▶ [WORK INSTRUCTION]:
Some lines in the entries contain the word "icBottomPos". Copy all of them.

━━ THE DATA

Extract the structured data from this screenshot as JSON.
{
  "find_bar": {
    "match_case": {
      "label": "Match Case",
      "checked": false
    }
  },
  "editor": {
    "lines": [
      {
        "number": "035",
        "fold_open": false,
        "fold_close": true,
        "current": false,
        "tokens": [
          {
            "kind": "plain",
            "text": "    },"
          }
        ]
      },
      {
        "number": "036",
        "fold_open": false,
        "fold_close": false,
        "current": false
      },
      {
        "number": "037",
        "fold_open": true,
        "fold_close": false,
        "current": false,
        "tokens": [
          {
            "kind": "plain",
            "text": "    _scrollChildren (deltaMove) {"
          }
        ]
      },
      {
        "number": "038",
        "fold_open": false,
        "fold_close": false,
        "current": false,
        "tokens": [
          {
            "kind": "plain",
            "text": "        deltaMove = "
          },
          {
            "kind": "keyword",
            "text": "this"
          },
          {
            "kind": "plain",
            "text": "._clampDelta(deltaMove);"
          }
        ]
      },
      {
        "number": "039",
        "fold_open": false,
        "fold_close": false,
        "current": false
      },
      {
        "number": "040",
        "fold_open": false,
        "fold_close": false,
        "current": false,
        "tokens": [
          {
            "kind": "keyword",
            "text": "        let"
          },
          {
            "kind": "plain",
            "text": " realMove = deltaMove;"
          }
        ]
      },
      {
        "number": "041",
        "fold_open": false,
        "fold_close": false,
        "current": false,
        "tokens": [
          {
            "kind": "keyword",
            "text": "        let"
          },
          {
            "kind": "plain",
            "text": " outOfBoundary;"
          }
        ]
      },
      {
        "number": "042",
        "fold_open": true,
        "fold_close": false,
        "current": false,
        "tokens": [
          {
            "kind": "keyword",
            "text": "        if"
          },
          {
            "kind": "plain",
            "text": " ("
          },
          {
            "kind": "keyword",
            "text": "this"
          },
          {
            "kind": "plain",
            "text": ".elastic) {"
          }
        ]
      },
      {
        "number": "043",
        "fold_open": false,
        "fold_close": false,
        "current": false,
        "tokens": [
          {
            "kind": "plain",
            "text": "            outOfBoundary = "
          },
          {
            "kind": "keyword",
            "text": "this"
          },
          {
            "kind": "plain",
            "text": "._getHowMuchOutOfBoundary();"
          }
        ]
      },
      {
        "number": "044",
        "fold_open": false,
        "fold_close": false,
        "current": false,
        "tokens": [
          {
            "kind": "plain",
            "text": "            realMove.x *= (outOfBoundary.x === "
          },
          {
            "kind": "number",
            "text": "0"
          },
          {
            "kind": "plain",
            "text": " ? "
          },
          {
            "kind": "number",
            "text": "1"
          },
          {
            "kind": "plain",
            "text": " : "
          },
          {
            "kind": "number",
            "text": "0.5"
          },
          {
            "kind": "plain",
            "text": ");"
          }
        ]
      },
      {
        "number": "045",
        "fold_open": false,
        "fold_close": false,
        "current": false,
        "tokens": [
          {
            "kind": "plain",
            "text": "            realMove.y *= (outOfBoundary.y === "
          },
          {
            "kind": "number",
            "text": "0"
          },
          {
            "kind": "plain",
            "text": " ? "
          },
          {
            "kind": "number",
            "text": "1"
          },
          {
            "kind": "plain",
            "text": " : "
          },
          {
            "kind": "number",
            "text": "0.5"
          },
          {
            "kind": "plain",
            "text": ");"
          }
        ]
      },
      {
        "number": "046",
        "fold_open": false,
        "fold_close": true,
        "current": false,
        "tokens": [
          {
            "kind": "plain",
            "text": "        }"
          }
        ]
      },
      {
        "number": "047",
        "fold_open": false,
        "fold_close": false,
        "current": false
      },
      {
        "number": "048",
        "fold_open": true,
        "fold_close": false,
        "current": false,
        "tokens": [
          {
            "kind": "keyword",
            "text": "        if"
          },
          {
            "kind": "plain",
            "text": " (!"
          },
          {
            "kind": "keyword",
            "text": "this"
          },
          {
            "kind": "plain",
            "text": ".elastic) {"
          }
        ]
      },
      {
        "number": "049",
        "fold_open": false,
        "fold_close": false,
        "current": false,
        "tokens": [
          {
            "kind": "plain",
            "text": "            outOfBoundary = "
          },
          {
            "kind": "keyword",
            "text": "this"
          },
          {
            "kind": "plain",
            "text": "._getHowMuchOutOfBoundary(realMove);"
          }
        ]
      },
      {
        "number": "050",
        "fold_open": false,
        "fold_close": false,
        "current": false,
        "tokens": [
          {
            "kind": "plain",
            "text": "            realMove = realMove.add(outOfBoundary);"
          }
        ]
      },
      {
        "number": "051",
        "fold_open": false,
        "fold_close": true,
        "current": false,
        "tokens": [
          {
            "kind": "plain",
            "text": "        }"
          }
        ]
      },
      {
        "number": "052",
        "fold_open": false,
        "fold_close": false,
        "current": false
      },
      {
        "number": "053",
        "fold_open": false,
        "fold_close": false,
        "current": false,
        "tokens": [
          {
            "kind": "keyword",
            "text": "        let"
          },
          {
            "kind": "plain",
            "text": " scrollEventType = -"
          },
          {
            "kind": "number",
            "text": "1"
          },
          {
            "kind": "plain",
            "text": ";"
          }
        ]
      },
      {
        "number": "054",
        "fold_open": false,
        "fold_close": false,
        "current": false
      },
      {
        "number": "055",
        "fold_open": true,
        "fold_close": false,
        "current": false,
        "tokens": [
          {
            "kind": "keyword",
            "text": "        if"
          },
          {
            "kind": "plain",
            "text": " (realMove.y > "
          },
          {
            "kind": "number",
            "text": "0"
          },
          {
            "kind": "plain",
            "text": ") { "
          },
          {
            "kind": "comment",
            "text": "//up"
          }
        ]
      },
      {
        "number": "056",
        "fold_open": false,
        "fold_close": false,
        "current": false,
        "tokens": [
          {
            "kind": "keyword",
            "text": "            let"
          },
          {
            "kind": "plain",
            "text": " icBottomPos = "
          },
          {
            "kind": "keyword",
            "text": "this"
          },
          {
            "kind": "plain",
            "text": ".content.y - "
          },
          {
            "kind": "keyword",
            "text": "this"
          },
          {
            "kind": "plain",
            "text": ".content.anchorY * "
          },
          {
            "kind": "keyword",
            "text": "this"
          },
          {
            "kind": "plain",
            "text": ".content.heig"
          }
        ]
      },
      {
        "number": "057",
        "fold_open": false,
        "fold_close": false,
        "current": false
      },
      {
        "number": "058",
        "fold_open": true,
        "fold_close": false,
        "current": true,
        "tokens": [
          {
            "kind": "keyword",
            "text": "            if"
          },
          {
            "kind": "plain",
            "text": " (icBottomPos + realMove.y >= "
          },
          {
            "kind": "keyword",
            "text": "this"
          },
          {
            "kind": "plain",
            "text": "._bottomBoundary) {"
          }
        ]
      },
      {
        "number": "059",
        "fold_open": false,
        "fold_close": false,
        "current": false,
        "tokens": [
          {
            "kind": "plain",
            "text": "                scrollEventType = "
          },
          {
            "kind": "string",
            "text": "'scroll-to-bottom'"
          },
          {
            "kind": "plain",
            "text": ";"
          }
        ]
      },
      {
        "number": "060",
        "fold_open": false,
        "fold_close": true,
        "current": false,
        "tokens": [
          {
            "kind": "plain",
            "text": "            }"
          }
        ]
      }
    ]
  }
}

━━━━

▶ [EXERCISE OUTPUT]:
            "text": " icBottomPos = "
            "text": " (icBottomPos + realMove.y >= "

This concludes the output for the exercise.